→ **Exercise prompt**
All entries below must be retyped exactly, though pictures are to be skipped.

→ **Task material**
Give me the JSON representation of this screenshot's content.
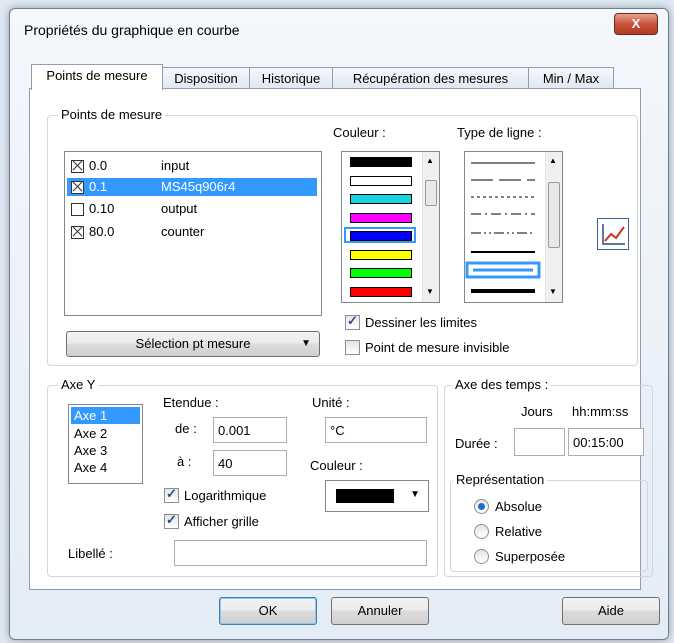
{
  "window": {
    "title": "Propriétés du graphique en courbe",
    "close_label": "X"
  },
  "tabs": [
    "Points de mesure",
    "Disposition",
    "Historique",
    "Récupération des mesures",
    "Min / Max"
  ],
  "points": {
    "legend": "Points de mesure",
    "rows": [
      {
        "checked": true,
        "value": "0.0",
        "name": "input",
        "selected": false
      },
      {
        "checked": true,
        "value": "0.1",
        "name": "MS45q906r4",
        "selected": true
      },
      {
        "checked": false,
        "value": "0.10",
        "name": "output",
        "selected": false
      },
      {
        "checked": true,
        "value": "80.0",
        "name": "counter",
        "selected": false
      }
    ],
    "select_button_label": "Sélection pt mesure",
    "couleur_label": "Couleur :",
    "type_ligne_label": "Type de ligne :",
    "colors": [
      "#000000",
      "#ffffff",
      "#17d3de",
      "#ff00ff",
      "#0000ff",
      "#ffff00",
      "#00ff00",
      "#ff0000"
    ],
    "selected_color_index": 4,
    "dessiner_limites": {
      "label": "Dessiner les limites",
      "checked": true
    },
    "invisible": {
      "label": "Point de mesure invisible",
      "checked": false
    }
  },
  "axey": {
    "legend": "Axe Y",
    "axes": [
      "Axe 1",
      "Axe 2",
      "Axe 3",
      "Axe 4"
    ],
    "etendue_label": "Etendue :",
    "de_label": "de :",
    "de_value": "0.001",
    "a_label": "à :",
    "a_value": "40",
    "unite_label": "Unité :",
    "unite_value": "°C",
    "couleur_label": "Couleur :",
    "couleur_value": "#000000",
    "log_label": "Logarithmique",
    "log_checked": true,
    "grille_label": "Afficher grille",
    "grille_checked": true,
    "libelle_label": "Libellé :",
    "libelle_value": ""
  },
  "temps": {
    "legend": "Axe des temps :",
    "jours_label": "Jours",
    "hms_label": "hh:mm:ss",
    "duree_label": "Durée :",
    "jours_value": "",
    "hms_value": "00:15:00",
    "repr_legend": "Représentation",
    "options": [
      "Absolue",
      "Relative",
      "Superposée"
    ],
    "selected": 0
  },
  "buttons": {
    "ok": "OK",
    "annuler": "Annuler",
    "aide": "Aide"
  }
}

→ **Solution to this task**
Give me the JSON representation of this screenshot's content.
{
  "window": {
    "title": "Propriétés du graphique en courbe",
    "close_label": "X"
  },
  "tabs": [
    "Points de mesure",
    "Disposition",
    "Historique",
    "Récupération des mesures",
    "Min / Max"
  ],
  "points": {
    "legend": "Points de mesure",
    "rows": [
      {
        "checked": true,
        "value": "0.0",
        "name": "input",
        "selected": false
      },
      {
        "checked": true,
        "value": "0.1",
        "name": "MS45q906r4",
        "selected": true
      },
      {
        "checked": false,
        "value": "0.10",
        "name": "output",
        "selected": false
      },
      {
        "checked": true,
        "value": "80.0",
        "name": "counter",
        "selected": false
      }
    ],
    "select_button_label": "Sélection pt mesure",
    "couleur_label": "Couleur :",
    "type_ligne_label": "Type de ligne :",
    "colors": [
      "#000000",
      "#ffffff",
      "#17d3de",
      "#ff00ff",
      "#0000ff",
      "#ffff00",
      "#00ff00",
      "#ff0000"
    ],
    "selected_color_index": 4,
    "dessiner_limites": {
      "label": "Dessiner les limites",
      "checked": true
    },
    "invisible": {
      "label": "Point de mesure invisible",
      "checked": false
    }
  },
  "axey": {
    "legend": "Axe Y",
    "axes": [
      "Axe 1",
      "Axe 2",
      "Axe 3",
      "Axe 4"
    ],
    "etendue_label": "Etendue :",
    "de_label": "de :",
    "de_value": "0.001",
    "a_label": "à :",
    "a_value": "40",
    "unite_label": "Unité :",
    "unite_value": "°C",
    "couleur_label": "Couleur :",
    "couleur_value": "#000000",
    "log_label": "Logarithmique",
    "log_checked": true,
    "grille_label": "Afficher grille",
    "grille_checked": true,
    "libelle_label": "Libellé :",
    "libelle_value": ""
  },
  "temps": {
    "legend": "Axe des temps :",
    "jours_label": "Jours",
    "hms_label": "hh:mm:ss",
    "duree_label": "Durée :",
    "jours_value": "",
    "hms_value": "00:15:00",
    "repr_legend": "Représentation",
    "options": [
      "Absolue",
      "Relative",
      "Superposée"
    ],
    "selected": 0
  },
  "buttons": {
    "ok": "OK",
    "annuler": "Annuler",
    "aide": "Aide"
  }
}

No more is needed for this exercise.